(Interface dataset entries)
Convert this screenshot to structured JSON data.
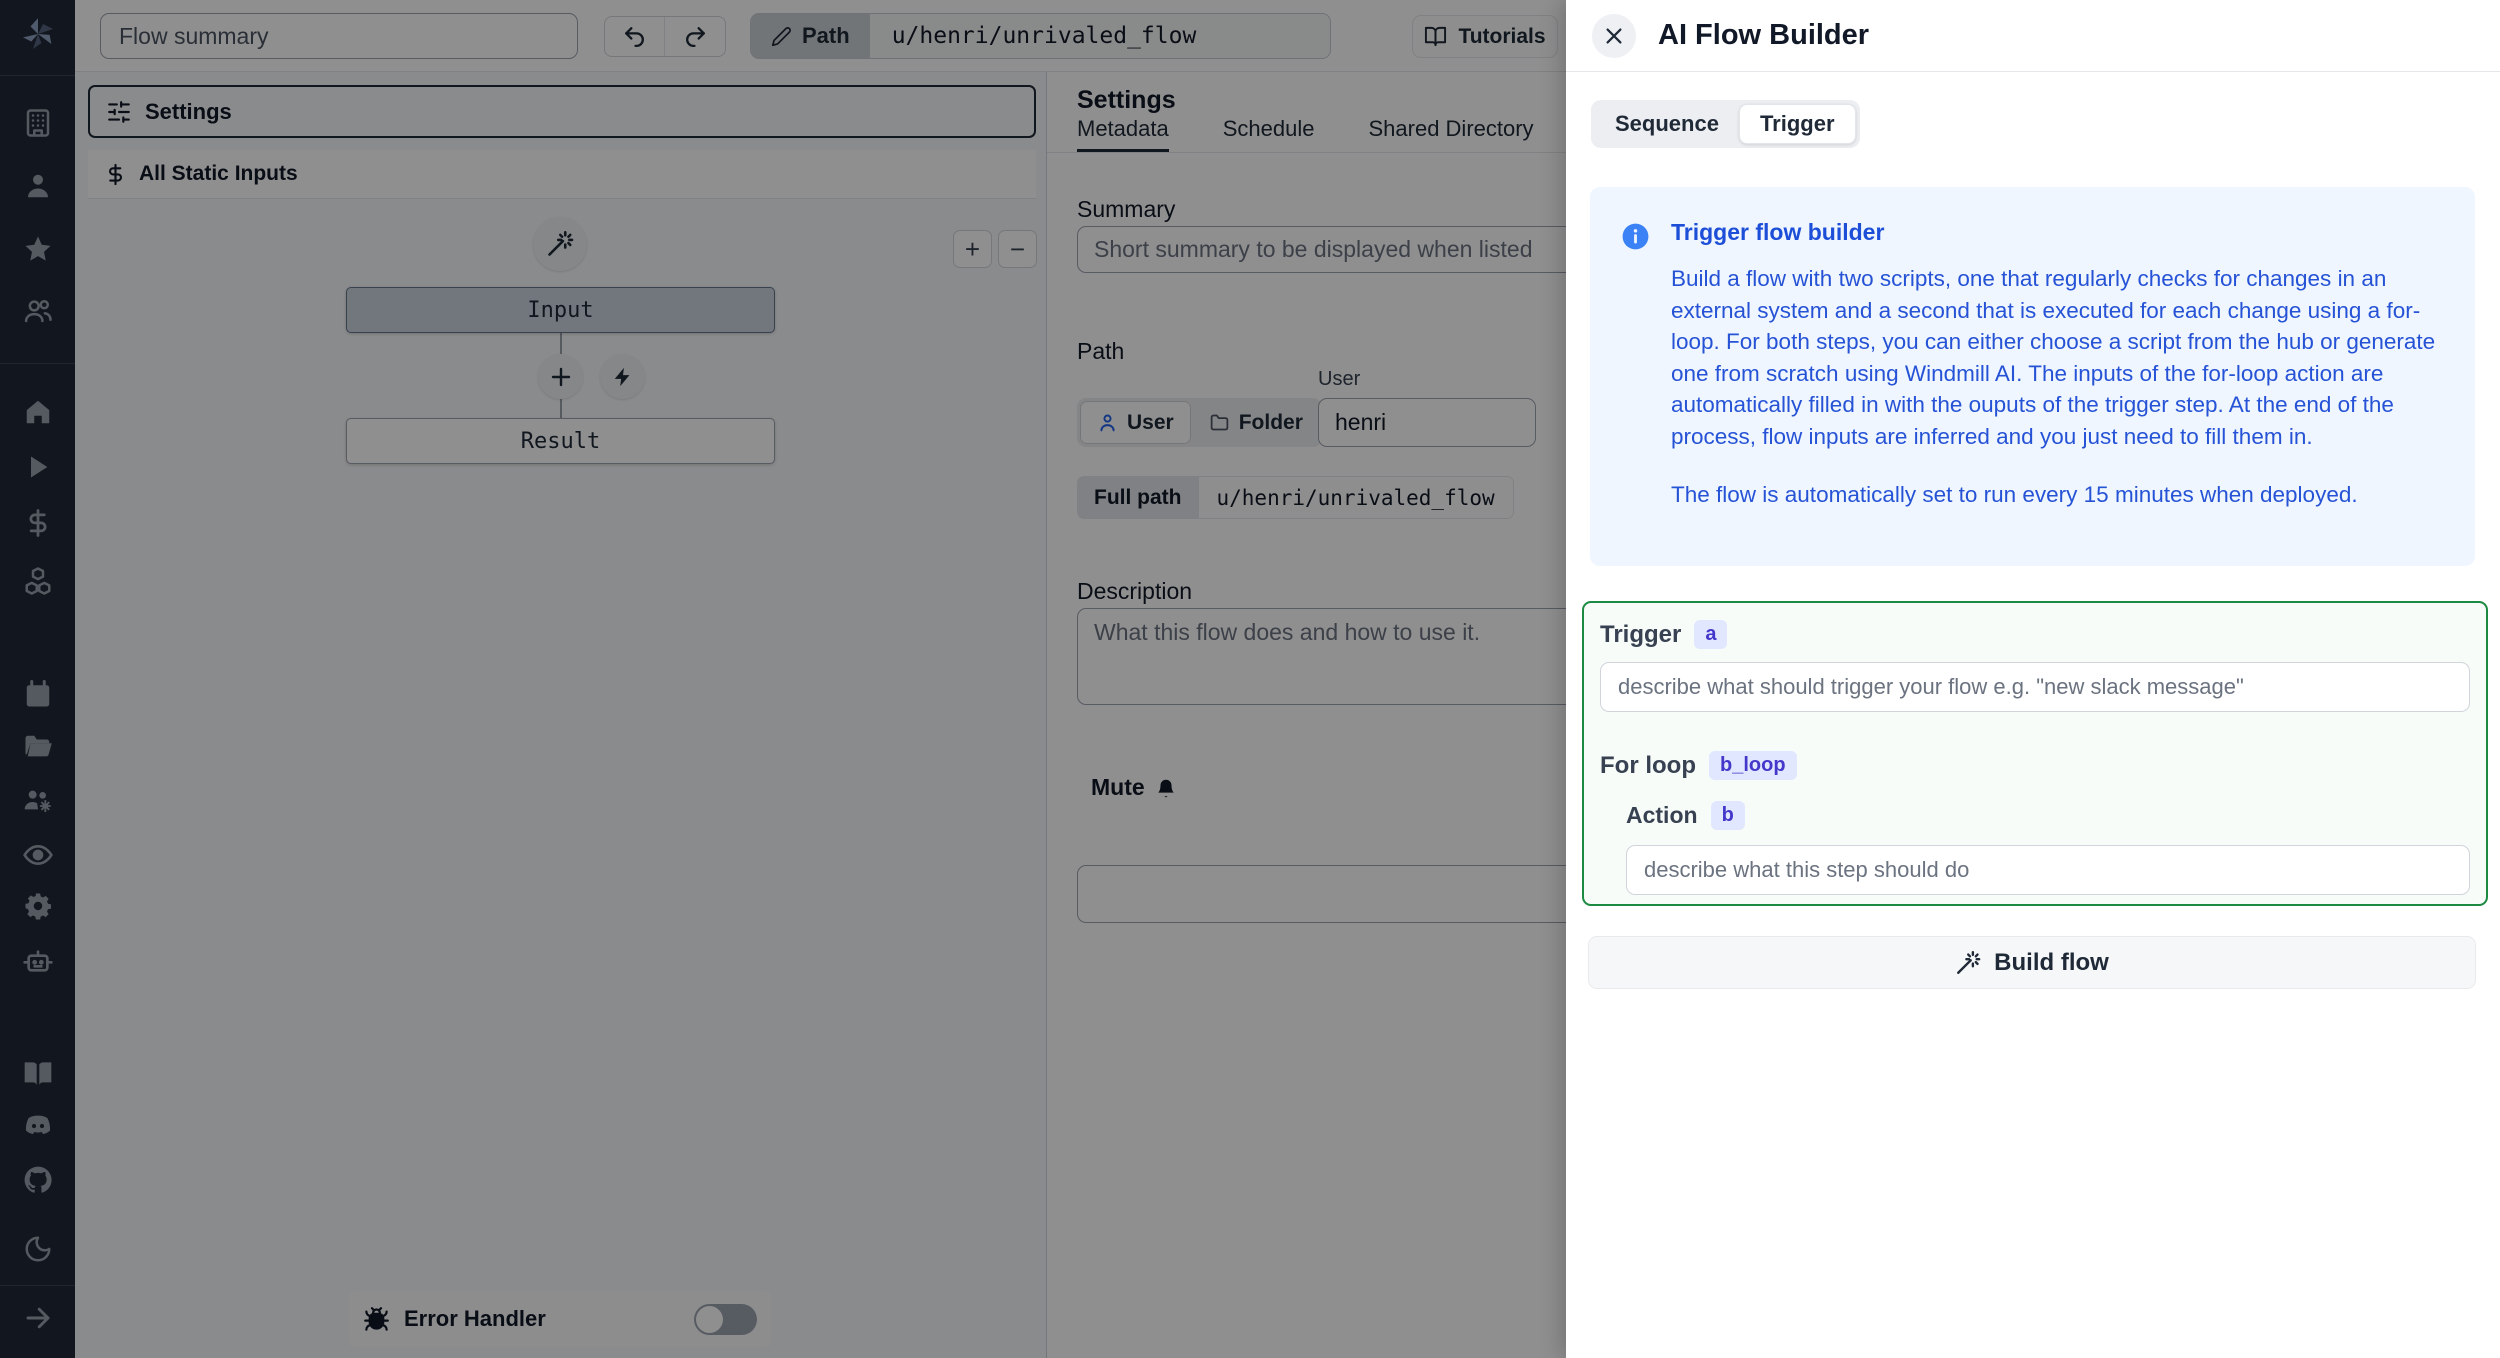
{
  "topbar": {
    "flow_summary_placeholder": "Flow summary",
    "path_label": "Path",
    "path_value": "u/henri/unrivaled_flow",
    "tutorials_label": "Tutorials"
  },
  "sidebar": {
    "icons": [
      "windmill-logo",
      "building",
      "user",
      "star",
      "users",
      "home",
      "play",
      "dollar-sign",
      "boxes",
      "calendar",
      "folder-open",
      "users-gear",
      "eye",
      "gear",
      "bot",
      "book-open",
      "discord",
      "github",
      "moon",
      "arrow-right"
    ]
  },
  "flow_panel": {
    "settings_button": "Settings",
    "static_inputs_button": "All Static Inputs",
    "input_node": "Input",
    "result_node": "Result",
    "zoom_in": "+",
    "zoom_out": "−",
    "error_handler_label": "Error Handler"
  },
  "settings_panel": {
    "title": "Settings",
    "tabs": [
      "Metadata",
      "Schedule",
      "Shared Directory"
    ],
    "summary_label": "Summary",
    "summary_placeholder": "Short summary to be displayed when listed",
    "path_label": "Path",
    "user_label": "User",
    "owner_user": "User",
    "owner_folder": "Folder",
    "user_value": "henri",
    "full_path_label": "Full path",
    "full_path_value": "u/henri/unrivaled_flow",
    "description_label": "Description",
    "description_placeholder": "What this flow does and how to use it.",
    "mute_label": "Mute"
  },
  "ai_panel": {
    "title": "AI Flow Builder",
    "tabs": [
      "Sequence",
      "Trigger"
    ],
    "active_tab": "Trigger",
    "info": {
      "title": "Trigger flow builder",
      "body": "Build a flow with two scripts, one that regularly checks for changes in an external system and a second that is executed for each change using a for-loop. For both steps, you can either choose a script from the hub or generate one from scratch using Windmill AI. The inputs of the for-loop action are automatically filled in with the ouputs of the trigger step. At the end of the process, flow inputs are inferred and you just need to fill them in.",
      "footer": "The flow is automatically set to run every 15 minutes when deployed."
    },
    "trigger_label": "Trigger",
    "trigger_badge": "a",
    "trigger_placeholder": "describe what should trigger your flow e.g. \"new slack message\"",
    "forloop_label": "For loop",
    "forloop_badge": "b_loop",
    "action_label": "Action",
    "action_badge": "b",
    "action_placeholder": "describe what this step should do",
    "build_button": "Build flow"
  },
  "colors": {
    "accent_blue": "#2563eb",
    "info_bg": "#eff6ff",
    "info_text": "#1d4ed8",
    "trigger_border": "#1d8a42",
    "badge_bg": "#e0e7ff",
    "badge_text": "#4338ca",
    "sidebar_bg": "#212836"
  }
}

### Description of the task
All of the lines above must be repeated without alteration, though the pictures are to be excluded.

### Your solution
Convert this screenshot to structured JSON data.
{
  "topbar": {
    "flow_summary_placeholder": "Flow summary",
    "path_label": "Path",
    "path_value": "u/henri/unrivaled_flow",
    "tutorials_label": "Tutorials"
  },
  "sidebar": {
    "icons": [
      "windmill-logo",
      "building",
      "user",
      "star",
      "users",
      "home",
      "play",
      "dollar-sign",
      "boxes",
      "calendar",
      "folder-open",
      "users-gear",
      "eye",
      "gear",
      "bot",
      "book-open",
      "discord",
      "github",
      "moon",
      "arrow-right"
    ]
  },
  "flow_panel": {
    "settings_button": "Settings",
    "static_inputs_button": "All Static Inputs",
    "input_node": "Input",
    "result_node": "Result",
    "zoom_in": "+",
    "zoom_out": "−",
    "error_handler_label": "Error Handler"
  },
  "settings_panel": {
    "title": "Settings",
    "tabs": [
      "Metadata",
      "Schedule",
      "Shared Directory"
    ],
    "summary_label": "Summary",
    "summary_placeholder": "Short summary to be displayed when listed",
    "path_label": "Path",
    "user_label": "User",
    "owner_user": "User",
    "owner_folder": "Folder",
    "user_value": "henri",
    "full_path_label": "Full path",
    "full_path_value": "u/henri/unrivaled_flow",
    "description_label": "Description",
    "description_placeholder": "What this flow does and how to use it.",
    "mute_label": "Mute"
  },
  "ai_panel": {
    "title": "AI Flow Builder",
    "tabs": [
      "Sequence",
      "Trigger"
    ],
    "active_tab": "Trigger",
    "info": {
      "title": "Trigger flow builder",
      "body": "Build a flow with two scripts, one that regularly checks for changes in an external system and a second that is executed for each change using a for-loop. For both steps, you can either choose a script from the hub or generate one from scratch using Windmill AI. The inputs of the for-loop action are automatically filled in with the ouputs of the trigger step. At the end of the process, flow inputs are inferred and you just need to fill them in.",
      "footer": "The flow is automatically set to run every 15 minutes when deployed."
    },
    "trigger_label": "Trigger",
    "trigger_badge": "a",
    "trigger_placeholder": "describe what should trigger your flow e.g. \"new slack message\"",
    "forloop_label": "For loop",
    "forloop_badge": "b_loop",
    "action_label": "Action",
    "action_badge": "b",
    "action_placeholder": "describe what this step should do",
    "build_button": "Build flow"
  },
  "colors": {
    "accent_blue": "#2563eb",
    "info_bg": "#eff6ff",
    "info_text": "#1d4ed8",
    "trigger_border": "#1d8a42",
    "badge_bg": "#e0e7ff",
    "badge_text": "#4338ca",
    "sidebar_bg": "#212836"
  }
}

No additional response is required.